Work instructions => Across the material below, how many lines hold the word "initials"? Only the number should be given.
-- Opening Marker --
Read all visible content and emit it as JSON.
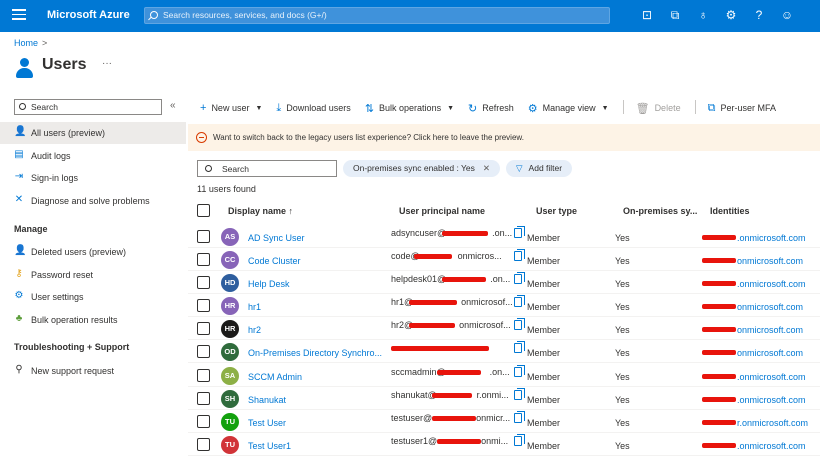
{
  "topbar": {
    "brand": "Microsoft Azure",
    "search_placeholder": "Search resources, services, and docs (G+/)",
    "icons": [
      "cloud-shell-icon",
      "directory-filter-icon",
      "notifications-icon",
      "settings-icon",
      "help-icon",
      "feedback-icon"
    ]
  },
  "breadcrumb": {
    "home": "Home",
    "separator": ">"
  },
  "page": {
    "title": "Users",
    "more": "···"
  },
  "sidebar": {
    "search_placeholder": "Search",
    "collapse": "«",
    "items": [
      {
        "label": "All users (preview)",
        "icon": "user-icon",
        "active": true
      },
      {
        "label": "Audit logs",
        "icon": "audit-log-icon"
      },
      {
        "label": "Sign-in logs",
        "icon": "sign-in-icon"
      },
      {
        "label": "Diagnose and solve problems",
        "icon": "wrench-icon"
      }
    ],
    "manage_heading": "Manage",
    "manage_items": [
      {
        "label": "Deleted users (preview)",
        "icon": "deleted-user-icon"
      },
      {
        "label": "Password reset",
        "icon": "key-icon"
      },
      {
        "label": "User settings",
        "icon": "user-settings-icon"
      },
      {
        "label": "Bulk operation results",
        "icon": "bulk-results-icon"
      }
    ],
    "support_heading": "Troubleshooting + Support",
    "support_items": [
      {
        "label": "New support request",
        "icon": "support-person-icon"
      }
    ]
  },
  "toolbar": {
    "new_user": "New user",
    "download_users": "Download users",
    "bulk_operations": "Bulk operations",
    "refresh": "Refresh",
    "manage_view": "Manage view",
    "delete": "Delete",
    "per_user_mfa": "Per-user MFA"
  },
  "banner": {
    "text": "Want to switch back to the legacy users list experience? Click here to leave the preview."
  },
  "filters": {
    "search_placeholder": "Search",
    "active_filter": "On-premises sync enabled : Yes",
    "add_filter": "Add filter",
    "count": "11 users found"
  },
  "table": {
    "columns": {
      "display_name": "Display name ↑",
      "upn": "User principal name",
      "user_type": "User type",
      "sync": "On-premises sy...",
      "identities": "Identities"
    },
    "rows": [
      {
        "initials": "AS",
        "color": "#8764b8",
        "name": "AD Sync User",
        "upn_pre": "adsyncuser@",
        "upn_post": ".on...",
        "type": "Member",
        "sync": "Yes",
        "ident": ".onmicrosoft.com"
      },
      {
        "initials": "CC",
        "color": "#8764b8",
        "name": "Code Cluster",
        "upn_pre": "code@",
        "upn_post": "onmicros...",
        "type": "Member",
        "sync": "Yes",
        "ident": "onmicrosoft.com"
      },
      {
        "initials": "HD",
        "color": "#2e5e9e",
        "name": "Help Desk",
        "upn_pre": "helpdesk01@",
        "upn_post": ".on...",
        "type": "Member",
        "sync": "Yes",
        "ident": ".onmicrosoft.com"
      },
      {
        "initials": "HR",
        "color": "#8764b8",
        "name": "hr1",
        "upn_pre": "hr1@",
        "upn_post": "onmicrosof...",
        "type": "Member",
        "sync": "Yes",
        "ident": "onmicrosoft.com"
      },
      {
        "initials": "HR",
        "color": "#1b1a19",
        "name": "hr2",
        "upn_pre": "hr2@",
        "upn_post": "onmicrosof...",
        "type": "Member",
        "sync": "Yes",
        "ident": "onmicrosoft.com"
      },
      {
        "initials": "OD",
        "color": "#2f6b3c",
        "name": "On-Premises Directory Synchro...",
        "upn_pre": "",
        "upn_post": "",
        "type": "Member",
        "sync": "Yes",
        "ident": "onmicrosoft.com"
      },
      {
        "initials": "SA",
        "color": "#8db046",
        "name": "SCCM Admin",
        "upn_pre": "sccmadmin@",
        "upn_post": ".on...",
        "type": "Member",
        "sync": "Yes",
        "ident": ".onmicrosoft.com"
      },
      {
        "initials": "SH",
        "color": "#2f6b3c",
        "name": "Shanukat",
        "upn_pre": "shanukat@",
        "upn_post": "r.onmi...",
        "type": "Member",
        "sync": "Yes",
        "ident": ".onmicrosoft.com"
      },
      {
        "initials": "TU",
        "color": "#13a10e",
        "name": "Test User",
        "upn_pre": "testuser@",
        "upn_post": "onmicr...",
        "type": "Member",
        "sync": "Yes",
        "ident": "r.onmicrosoft.com"
      },
      {
        "initials": "TU",
        "color": "#d13438",
        "name": "Test User1",
        "upn_pre": "testuser1@",
        "upn_post": "onmi...",
        "type": "Member",
        "sync": "Yes",
        "ident": ".onmicrosoft.com"
      }
    ]
  },
  "colors": {
    "azure_blue": "#0078d4",
    "banner_bg": "#fdf3e6",
    "redaction": "#e8140c"
  }
}
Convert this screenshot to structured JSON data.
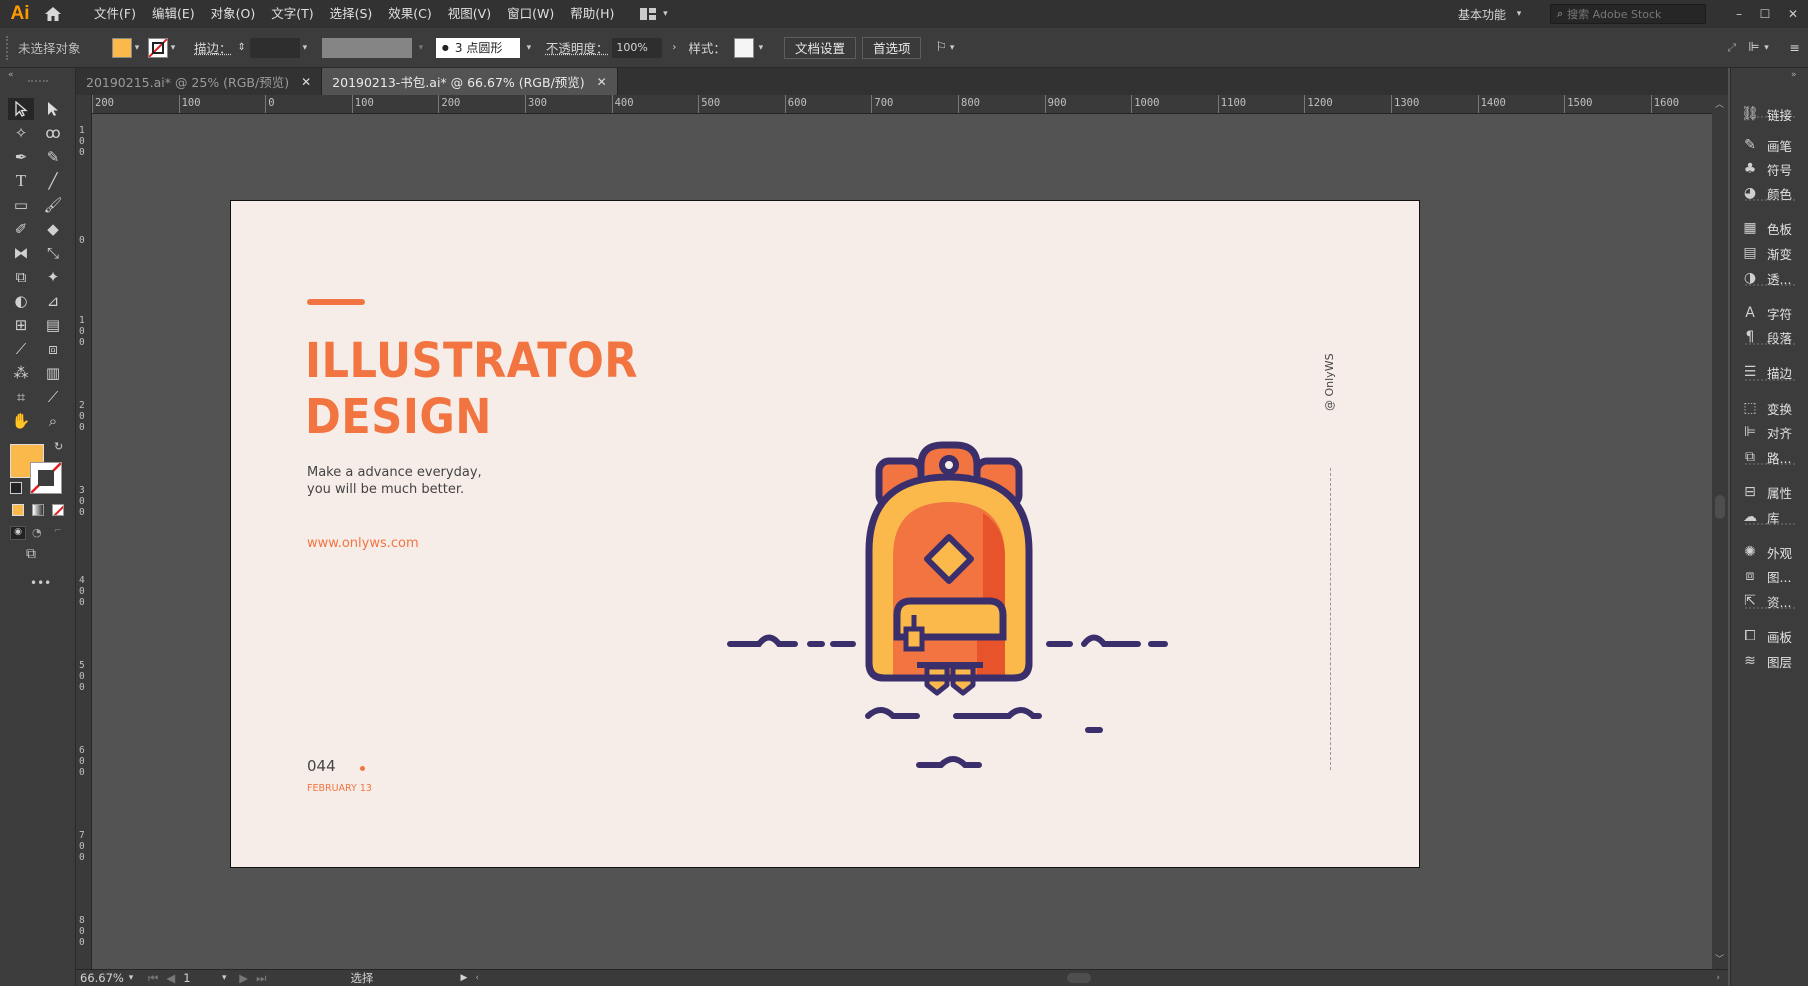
{
  "app": {
    "logo": "Ai",
    "home_icon": "home-icon"
  },
  "menu": [
    "文件(F)",
    "编辑(E)",
    "对象(O)",
    "文字(T)",
    "选择(S)",
    "效果(C)",
    "视图(V)",
    "窗口(W)",
    "帮助(H)"
  ],
  "workspace": {
    "label": "基本功能",
    "search_placeholder": "搜索 Adobe Stock"
  },
  "control": {
    "selection_label": "未选择对象",
    "fill_color": "#fbb94b",
    "stroke_label": "描边：",
    "brush_value": "3 点圆形",
    "opacity_label": "不透明度：",
    "opacity_value": "100%",
    "style_label": "样式：",
    "doc_setup": "文档设置",
    "prefs": "首选项"
  },
  "tabs": [
    {
      "label": "20190215.ai* @ 25% (RGB/预览)",
      "active": false
    },
    {
      "label": "20190213-书包.ai* @ 66.67% (RGB/预览)",
      "active": true
    }
  ],
  "hruler_ticks": [
    "200",
    "100",
    "0",
    "100",
    "200",
    "300",
    "400",
    "500",
    "600",
    "700",
    "800",
    "900",
    "1000",
    "1100",
    "1200",
    "1300",
    "1400",
    "1500",
    "1600"
  ],
  "vruler_ticks": [
    "1 0 0",
    "0",
    "1 0 0",
    "2 0 0",
    "3 0 0",
    "4 0 0",
    "5 0 0",
    "6 0 0",
    "7 0 0",
    "8 0 0"
  ],
  "artboard": {
    "title_line1": "ILLUSTRATOR",
    "title_line2": "DESIGN",
    "tagline1": "Make a advance everyday,",
    "tagline2": "you will be much better.",
    "url": "www.onlyws.com",
    "number": "044",
    "date": "FEBRUARY 13",
    "signature": "@ OnlyWS",
    "accent": "#f27541",
    "navy": "#3b2f6b"
  },
  "panels": [
    {
      "label": "链接",
      "icon": "link-icon"
    },
    {
      "label": "画笔",
      "icon": "brush-icon"
    },
    {
      "label": "符号",
      "icon": "club-icon"
    },
    {
      "label": "颜色",
      "icon": "palette-icon"
    },
    {
      "label": "色板",
      "icon": "grid-icon"
    },
    {
      "label": "渐变",
      "icon": "gradient-icon"
    },
    {
      "label": "透...",
      "icon": "transparency-icon"
    },
    {
      "label": "字符",
      "icon": "character-icon"
    },
    {
      "label": "段落",
      "icon": "pilcrow-icon"
    },
    {
      "label": "描边",
      "icon": "stroke-icon"
    },
    {
      "label": "变换",
      "icon": "transform-icon"
    },
    {
      "label": "对齐",
      "icon": "align-icon"
    },
    {
      "label": "路...",
      "icon": "pathfinder-icon"
    },
    {
      "label": "属性",
      "icon": "properties-icon"
    },
    {
      "label": "库",
      "icon": "library-icon"
    },
    {
      "label": "外观",
      "icon": "appearance-icon"
    },
    {
      "label": "图...",
      "icon": "graphic-style-icon"
    },
    {
      "label": "资...",
      "icon": "asset-export-icon"
    },
    {
      "label": "画板",
      "icon": "artboards-icon"
    },
    {
      "label": "图层",
      "icon": "layers-icon"
    }
  ],
  "status": {
    "zoom": "66.67%",
    "artboard_num": "1",
    "tool": "选择"
  }
}
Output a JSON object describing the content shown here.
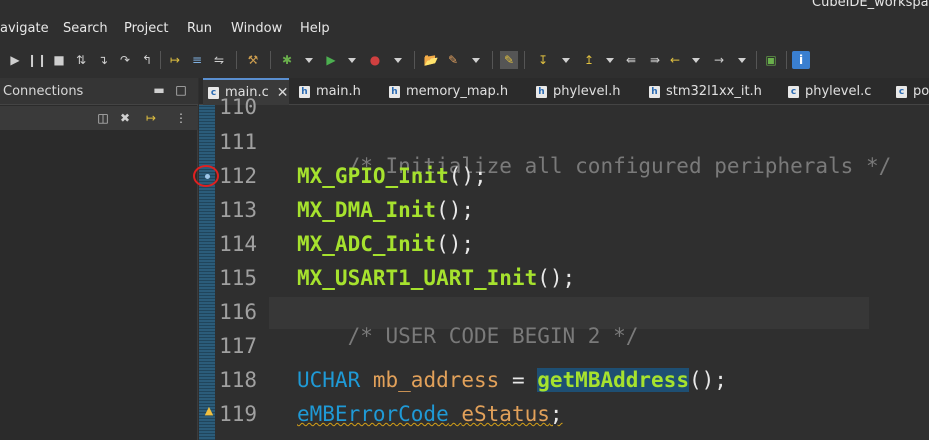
{
  "window": {
    "title": "CubeIDE_workspac"
  },
  "menu": [
    "avigate",
    "Search",
    "Project",
    "Run",
    "Window",
    "Help"
  ],
  "toolbar": {
    "icons": [
      "resume-icon",
      "suspend-icon",
      "terminate-icon",
      "disconnect-icon",
      "step-into-icon",
      "step-over-icon",
      "step-return-icon",
      "instruction-stepping-icon",
      "debug-icon",
      "run-icon",
      "external-tools-icon",
      "open-type-icon",
      "search-icon",
      "annotation-icon",
      "back-icon",
      "forward-icon",
      "info-icon"
    ]
  },
  "left_panel": {
    "title": "Connections",
    "controls": [
      "minimize",
      "maximize"
    ]
  },
  "tabs": [
    {
      "label": "main.c",
      "active": true
    },
    {
      "label": "main.h",
      "active": false
    },
    {
      "label": "memory_map.h",
      "active": false
    },
    {
      "label": "phylevel.h",
      "active": false
    },
    {
      "label": "stm32l1xx_it.h",
      "active": false
    },
    {
      "label": "phylevel.c",
      "active": false
    },
    {
      "label": "po",
      "active": false
    }
  ],
  "editor": {
    "line_numbers": [
      "110",
      "111",
      "112",
      "113",
      "114",
      "115",
      "116",
      "117",
      "118",
      "119"
    ],
    "lines": {
      "l110": "",
      "l111": "/* Initialize all configured peripherals */",
      "l112_fn": "MX_GPIO_Init",
      "l112_rest": "();",
      "l113_fn": "MX_DMA_Init",
      "l113_rest": "();",
      "l114_fn": "MX_ADC_Init",
      "l114_rest": "();",
      "l115_fn": "MX_USART1_UART_Init",
      "l115_rest": "();",
      "l116": "/* USER CODE BEGIN 2 */",
      "l117": "",
      "l118_type": "UCHAR",
      "l118_var": "mb_address",
      "l118_eq": " = ",
      "l118_fn": "getMBAddress",
      "l118_rest": "();",
      "l119_type": "eMBErrorCode",
      "l119_var": "eStatus",
      "l119_rest": ";"
    }
  },
  "colors": {
    "function": "#a6e22e",
    "type": "#1f9ad6",
    "variable": "#e2a15a",
    "comment": "#7a7a7a",
    "highlight": "#1e4f73"
  }
}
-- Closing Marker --
Response area => 10